A Closer Look at Access Control Badges and Cards

Identification badges can also be access credentials at a facility with an electronic access control system. With specialty door hardware, doors stay locked until an authorized person approaches a door and presents the credential to a small card reader next to the door.

Let’s take a look at how these systems work to keep your facility secure.

Access Control Systems

It’s important that an access control solution is a multi-layered system and not a single component. Successful systems will typically contain one or more types of credentials, door locking hardware, and management software. The software is usually integrated with other security systems, such as the video surveillance system, and is preprogrammed with detailed user information. The user information is matched to a facility-defined user level that serves as permission for a specific type of perimeter and internal access. The electronic door hardware keeps doors locked until a valid credential is presented.

Badges and Cards

A credential card, such as an ID badge, is provided to an employee permanently or visitor temporarily to be used for door access. So, what’s the difference between a badge and a card credential? Nothing other than the images printed on it when it’s used in conjunction with an access control system.

Badges make great credential cards because they usually have a photo, name, company identifier, and title (manager, engineer, etc.). When displayed, badges help other staff members and security personnel to visually identify the employees and visitors within the facility. The downside to the printed badges is that they can become a target for theft. Stealing a high-level badge could provide unauthorized access to a sensitive or dangerous area. Lost badges can also be a security risk. Because of loss and theft, some facilities may choose to deploy dual authentication measures. Dual authentication requires the use of a credential card in conjunction with a biometric or personal identification number (PIN), and can significantly reduce the risks associated with lost or stolen credentials.

Electronic Security

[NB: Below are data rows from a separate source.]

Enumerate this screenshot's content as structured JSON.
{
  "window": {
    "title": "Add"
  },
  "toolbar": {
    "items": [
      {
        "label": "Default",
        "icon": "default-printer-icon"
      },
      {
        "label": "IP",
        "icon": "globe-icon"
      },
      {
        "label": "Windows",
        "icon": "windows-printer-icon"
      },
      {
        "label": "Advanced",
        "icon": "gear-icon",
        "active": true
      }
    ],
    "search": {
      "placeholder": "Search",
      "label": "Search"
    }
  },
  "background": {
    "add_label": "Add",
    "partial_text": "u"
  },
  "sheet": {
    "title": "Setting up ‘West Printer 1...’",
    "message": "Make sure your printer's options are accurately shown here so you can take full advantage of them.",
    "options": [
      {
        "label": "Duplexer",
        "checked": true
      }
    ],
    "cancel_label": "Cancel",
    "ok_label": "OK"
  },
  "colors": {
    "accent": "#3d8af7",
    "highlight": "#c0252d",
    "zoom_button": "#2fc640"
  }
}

Credential cards that are part of a complete access control system are also protected electronically.

Each card is coded with identifiers that are unique to their facility. This prevents a card at Company A from being used at Company B.

Cards are encrypted for cybersecurity. Information is passed from the card to the reader by proximity. This means that a card could be read by a criminal using a similar card reading device. To prevent this, card encryption can ensure that the data on the card is read only by an authorized device. This also prevents falsified cards from accessing the facility.

The Right Partner

Solution design is a process. Netronix begins by evaluating an organization’s unique application and performance expectations. Input is gathered from the security team, facilities staff, IT department, administrators, and other stakeholders. Next, we perform a site survey to evaluate the physical layout of the facility and uncover potential vulnerabilities. Once the risks and expectations are clearly outlined, our team designs a unified security solution. Products from a variety of leading manufacturers are assembled into a custom design and demonstrations of key components are performed with the client.